=== Input for this task ===
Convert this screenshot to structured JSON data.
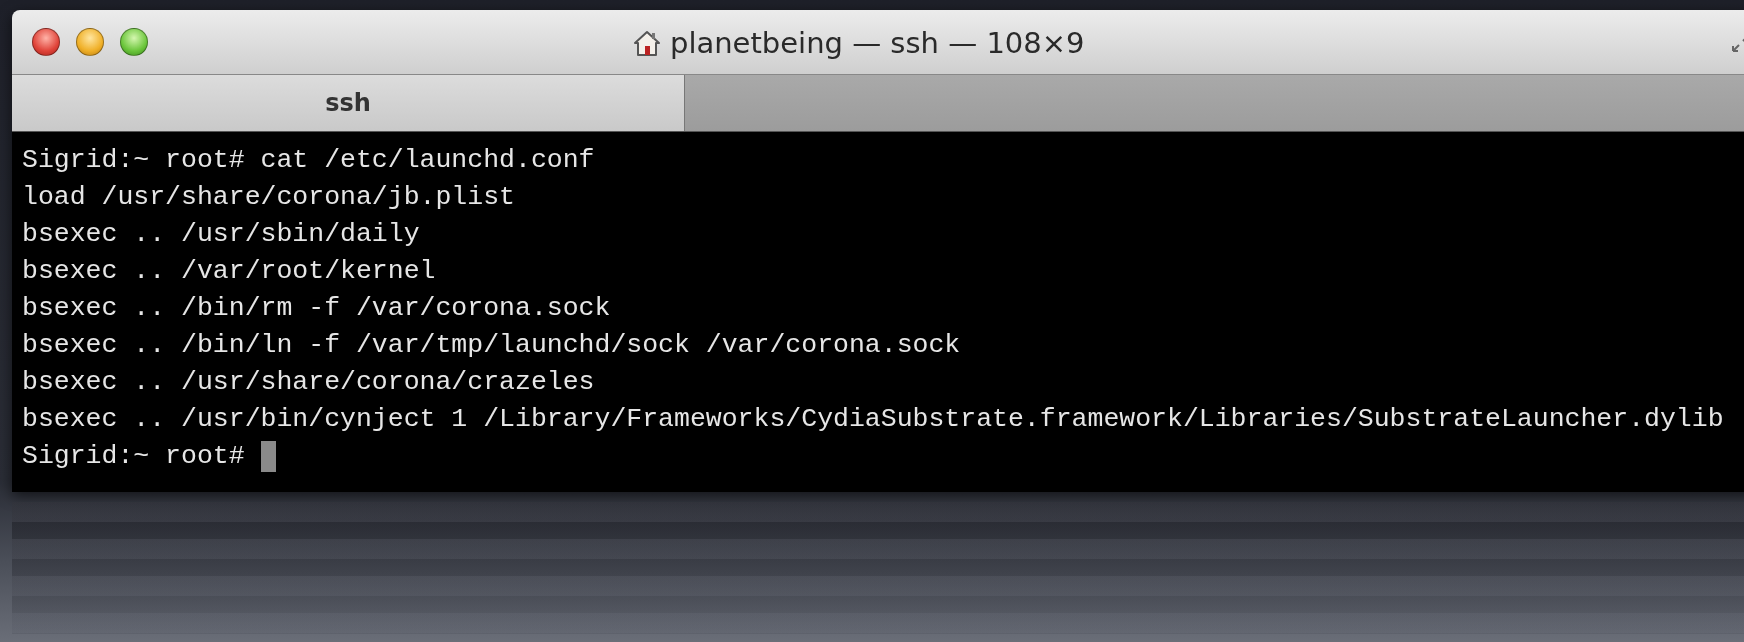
{
  "window": {
    "title": "planetbeing — ssh — 108×9"
  },
  "tabs": [
    {
      "label": "ssh",
      "selected": true
    }
  ],
  "terminal": {
    "lines": [
      "Sigrid:~ root# cat /etc/launchd.conf",
      "load /usr/share/corona/jb.plist",
      "bsexec .. /usr/sbin/daily",
      "bsexec .. /var/root/kernel",
      "bsexec .. /bin/rm -f /var/corona.sock",
      "bsexec .. /bin/ln -f /var/tmp/launchd/sock /var/corona.sock",
      "bsexec .. /usr/share/corona/crazeles",
      "bsexec .. /usr/bin/cynject 1 /Library/Frameworks/CydiaSubstrate.framework/Libraries/SubstrateLauncher.dylib",
      "Sigrid:~ root# "
    ]
  }
}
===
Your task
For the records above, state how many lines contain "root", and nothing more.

Solved exercise
3